Training vs. Skill Building: The Gap You Didn't Know Your Organization Had
The typical training story for a new product or campaign rollout goes something like this:
The project is a little time crunched - everything's coming together at the last moment. Just in time, the team produces a webinar/eLearning/class. After training, we ask learners to answer a series of multiple choice questions to check their knowledge. The project goes live.
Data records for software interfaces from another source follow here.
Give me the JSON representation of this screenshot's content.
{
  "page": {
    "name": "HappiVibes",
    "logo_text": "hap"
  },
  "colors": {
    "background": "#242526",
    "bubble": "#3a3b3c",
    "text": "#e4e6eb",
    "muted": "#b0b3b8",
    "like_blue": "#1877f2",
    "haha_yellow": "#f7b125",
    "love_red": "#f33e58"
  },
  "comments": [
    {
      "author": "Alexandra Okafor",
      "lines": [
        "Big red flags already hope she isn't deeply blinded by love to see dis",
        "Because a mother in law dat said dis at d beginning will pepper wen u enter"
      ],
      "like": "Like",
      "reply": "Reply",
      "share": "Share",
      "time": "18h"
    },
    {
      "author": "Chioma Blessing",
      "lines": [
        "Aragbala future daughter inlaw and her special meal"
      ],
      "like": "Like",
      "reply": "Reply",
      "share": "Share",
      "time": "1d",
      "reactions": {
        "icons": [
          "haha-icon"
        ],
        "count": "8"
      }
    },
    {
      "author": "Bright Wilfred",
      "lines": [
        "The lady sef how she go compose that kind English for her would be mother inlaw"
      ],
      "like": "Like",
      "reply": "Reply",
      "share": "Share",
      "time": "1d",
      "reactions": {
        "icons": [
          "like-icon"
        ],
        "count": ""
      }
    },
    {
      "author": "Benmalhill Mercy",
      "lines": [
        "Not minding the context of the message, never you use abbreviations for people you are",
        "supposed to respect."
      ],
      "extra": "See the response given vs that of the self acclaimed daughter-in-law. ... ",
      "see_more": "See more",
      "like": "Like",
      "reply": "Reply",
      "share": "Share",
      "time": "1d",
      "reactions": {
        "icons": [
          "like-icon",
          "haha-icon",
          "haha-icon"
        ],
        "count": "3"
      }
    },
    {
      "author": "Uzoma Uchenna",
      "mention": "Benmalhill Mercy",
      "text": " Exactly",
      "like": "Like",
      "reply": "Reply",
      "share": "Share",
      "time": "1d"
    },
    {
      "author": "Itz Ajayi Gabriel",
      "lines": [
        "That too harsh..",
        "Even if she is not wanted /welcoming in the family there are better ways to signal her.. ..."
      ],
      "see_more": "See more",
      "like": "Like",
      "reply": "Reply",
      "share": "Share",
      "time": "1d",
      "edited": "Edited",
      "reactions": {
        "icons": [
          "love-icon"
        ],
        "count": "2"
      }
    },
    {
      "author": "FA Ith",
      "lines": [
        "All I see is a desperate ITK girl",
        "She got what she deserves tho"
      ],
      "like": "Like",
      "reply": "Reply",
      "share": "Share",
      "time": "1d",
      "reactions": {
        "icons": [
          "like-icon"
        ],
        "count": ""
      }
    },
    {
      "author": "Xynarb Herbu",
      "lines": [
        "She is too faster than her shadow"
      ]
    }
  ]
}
Then leaders hope for the best, and move on to the next project.
But a recent Bright case study indicates that the traditional approach to training delivery for new products or campaigns falls woefully short of building the customer service or sales skills that organizations are actually looking for.
In response to declining sales caused by the recent COVID pandemic, a customer put 100 sales agents through a hybrid learning experience that included both traditional learning assets (e.g., videos, job aids, and knowledge assessments) as well as simulation-based learning where learners had to record themselves and/or practice writing responses to common customer objections.
The result is a powerful testimony to the difference between training and skill building.
As expected, 100% of the agents passed the traditional training portion. But only 20% passed the skills-based assessment on the first try.
The gap between traditional training and true skill building
The simulation effort went well beyond having team members pair up for role play. Learners used Bright's immersive learning platform to send submissions to a subject matter expert, and then after receiving a rating and personalized coach feedback, had to 'keep practicing' until they successfully managed the customer objection.
It took learners an average of 3 tries over the course of 2 weeks to master the skill and get the full team to the desired skill level.
The Takeaway: Training is Just the Beginning
In our experience, this is typical. And it means that when most organizations are wrapping up their training program, and reviewing completion numbers and learner satisfaction surveys, they should really be gearing up for the harder work of practice, coaching, and reinforcement.
In this case, only 20% of learners picked up the desired skill from taking training alone.
What's the number at your organization?
How many watch the webinar, and then master the skill first try? In the absence of targeted practice and coaching, the experience for most employees is to work out the kinks slowly on live customers and leads, with occasional input from a manager. Or worse yet, to carry on thinking they've 'got it' when really they don't. Both alternatives represent an avoidable negative impact to your brand, pipeline, and customer experience.
There's a better way.
Emerging trends in learning technology are empowering organizations to approach training differently, and to capture skills data (not just training completion numbers) as an ROI measure on the value of learning. Beyond training delivery, we're also correlating simulation performance data with actual performance data as a way to predict organizational readiness and future company performance. It's a different mindset that put learning at the leading edge of innovation and continuous improvement efforts.
If you'd like to learn how you can use simulations to build skill + deliver training remotely better than you ever did live, reach out! We'd love to help.